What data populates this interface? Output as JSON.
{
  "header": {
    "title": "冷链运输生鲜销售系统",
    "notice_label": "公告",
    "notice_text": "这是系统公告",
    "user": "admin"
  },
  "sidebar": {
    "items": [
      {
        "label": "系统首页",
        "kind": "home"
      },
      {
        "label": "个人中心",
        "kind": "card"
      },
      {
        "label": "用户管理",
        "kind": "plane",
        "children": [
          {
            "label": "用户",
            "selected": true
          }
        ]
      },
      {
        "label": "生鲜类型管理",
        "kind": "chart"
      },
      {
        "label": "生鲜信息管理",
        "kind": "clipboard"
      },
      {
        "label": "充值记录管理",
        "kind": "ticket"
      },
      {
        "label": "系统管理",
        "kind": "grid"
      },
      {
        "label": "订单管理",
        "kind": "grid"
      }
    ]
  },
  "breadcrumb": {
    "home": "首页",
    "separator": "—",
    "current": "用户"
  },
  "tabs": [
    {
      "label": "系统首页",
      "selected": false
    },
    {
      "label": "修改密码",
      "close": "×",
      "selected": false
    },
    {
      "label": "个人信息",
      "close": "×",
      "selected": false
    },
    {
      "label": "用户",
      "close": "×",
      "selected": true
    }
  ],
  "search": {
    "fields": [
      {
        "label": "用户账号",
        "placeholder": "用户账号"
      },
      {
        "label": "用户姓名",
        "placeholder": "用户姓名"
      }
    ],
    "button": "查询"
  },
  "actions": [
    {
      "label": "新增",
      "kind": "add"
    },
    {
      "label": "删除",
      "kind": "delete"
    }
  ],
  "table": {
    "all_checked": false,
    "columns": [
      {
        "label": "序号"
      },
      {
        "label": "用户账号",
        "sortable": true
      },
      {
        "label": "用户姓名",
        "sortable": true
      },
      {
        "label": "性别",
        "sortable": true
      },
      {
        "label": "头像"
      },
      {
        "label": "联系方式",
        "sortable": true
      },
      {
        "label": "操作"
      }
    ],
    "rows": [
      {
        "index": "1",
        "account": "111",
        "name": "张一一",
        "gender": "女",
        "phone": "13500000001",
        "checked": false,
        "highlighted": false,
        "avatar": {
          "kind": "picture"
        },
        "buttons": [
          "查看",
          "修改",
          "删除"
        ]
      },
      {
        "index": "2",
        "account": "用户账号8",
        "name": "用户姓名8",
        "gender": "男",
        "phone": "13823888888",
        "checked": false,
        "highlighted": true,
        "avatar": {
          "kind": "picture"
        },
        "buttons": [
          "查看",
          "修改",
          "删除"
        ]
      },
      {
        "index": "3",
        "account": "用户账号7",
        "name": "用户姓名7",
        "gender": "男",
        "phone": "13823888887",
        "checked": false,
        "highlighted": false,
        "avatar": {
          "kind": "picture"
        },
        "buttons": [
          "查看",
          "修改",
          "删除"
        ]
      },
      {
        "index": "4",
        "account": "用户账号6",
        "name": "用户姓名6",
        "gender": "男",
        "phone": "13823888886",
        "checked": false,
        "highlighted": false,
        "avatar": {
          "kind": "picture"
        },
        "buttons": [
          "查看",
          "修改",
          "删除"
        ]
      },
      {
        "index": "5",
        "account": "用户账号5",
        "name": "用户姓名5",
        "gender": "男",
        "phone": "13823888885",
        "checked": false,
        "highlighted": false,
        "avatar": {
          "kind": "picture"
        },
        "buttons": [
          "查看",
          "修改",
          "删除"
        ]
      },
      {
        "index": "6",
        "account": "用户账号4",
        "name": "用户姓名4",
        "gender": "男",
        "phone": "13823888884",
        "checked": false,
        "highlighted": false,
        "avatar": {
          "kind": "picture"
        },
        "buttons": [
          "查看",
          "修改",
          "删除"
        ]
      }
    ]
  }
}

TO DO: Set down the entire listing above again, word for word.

WRITTEN SOLUTION:
What data populates this interface? Output as JSON.
{
  "header": {
    "title": "冷链运输生鲜销售系统",
    "notice_label": "公告",
    "notice_text": "这是系统公告",
    "user": "admin"
  },
  "sidebar": {
    "items": [
      {
        "label": "系统首页",
        "kind": "home"
      },
      {
        "label": "个人中心",
        "kind": "card"
      },
      {
        "label": "用户管理",
        "kind": "plane",
        "children": [
          {
            "label": "用户",
            "selected": true
          }
        ]
      },
      {
        "label": "生鲜类型管理",
        "kind": "chart"
      },
      {
        "label": "生鲜信息管理",
        "kind": "clipboard"
      },
      {
        "label": "充值记录管理",
        "kind": "ticket"
      },
      {
        "label": "系统管理",
        "kind": "grid"
      },
      {
        "label": "订单管理",
        "kind": "grid"
      }
    ]
  },
  "breadcrumb": {
    "home": "首页",
    "separator": "—",
    "current": "用户"
  },
  "tabs": [
    {
      "label": "系统首页",
      "selected": false
    },
    {
      "label": "修改密码",
      "close": "×",
      "selected": false
    },
    {
      "label": "个人信息",
      "close": "×",
      "selected": false
    },
    {
      "label": "用户",
      "close": "×",
      "selected": true
    }
  ],
  "search": {
    "fields": [
      {
        "label": "用户账号",
        "placeholder": "用户账号"
      },
      {
        "label": "用户姓名",
        "placeholder": "用户姓名"
      }
    ],
    "button": "查询"
  },
  "actions": [
    {
      "label": "新增",
      "kind": "add"
    },
    {
      "label": "删除",
      "kind": "delete"
    }
  ],
  "table": {
    "all_checked": false,
    "columns": [
      {
        "label": "序号"
      },
      {
        "label": "用户账号",
        "sortable": true
      },
      {
        "label": "用户姓名",
        "sortable": true
      },
      {
        "label": "性别",
        "sortable": true
      },
      {
        "label": "头像"
      },
      {
        "label": "联系方式",
        "sortable": true
      },
      {
        "label": "操作"
      }
    ],
    "rows": [
      {
        "index": "1",
        "account": "111",
        "name": "张一一",
        "gender": "女",
        "phone": "13500000001",
        "checked": false,
        "highlighted": false,
        "avatar": {
          "kind": "picture"
        },
        "buttons": [
          "查看",
          "修改",
          "删除"
        ]
      },
      {
        "index": "2",
        "account": "用户账号8",
        "name": "用户姓名8",
        "gender": "男",
        "phone": "13823888888",
        "checked": false,
        "highlighted": true,
        "avatar": {
          "kind": "picture"
        },
        "buttons": [
          "查看",
          "修改",
          "删除"
        ]
      },
      {
        "index": "3",
        "account": "用户账号7",
        "name": "用户姓名7",
        "gender": "男",
        "phone": "13823888887",
        "checked": false,
        "highlighted": false,
        "avatar": {
          "kind": "picture"
        },
        "buttons": [
          "查看",
          "修改",
          "删除"
        ]
      },
      {
        "index": "4",
        "account": "用户账号6",
        "name": "用户姓名6",
        "gender": "男",
        "phone": "13823888886",
        "checked": false,
        "highlighted": false,
        "avatar": {
          "kind": "picture"
        },
        "buttons": [
          "查看",
          "修改",
          "删除"
        ]
      },
      {
        "index": "5",
        "account": "用户账号5",
        "name": "用户姓名5",
        "gender": "男",
        "phone": "13823888885",
        "checked": false,
        "highlighted": false,
        "avatar": {
          "kind": "picture"
        },
        "buttons": [
          "查看",
          "修改",
          "删除"
        ]
      },
      {
        "index": "6",
        "account": "用户账号4",
        "name": "用户姓名4",
        "gender": "男",
        "phone": "13823888884",
        "checked": false,
        "highlighted": false,
        "avatar": {
          "kind": "picture"
        },
        "buttons": [
          "查看",
          "修改",
          "删除"
        ]
      }
    ]
  }
}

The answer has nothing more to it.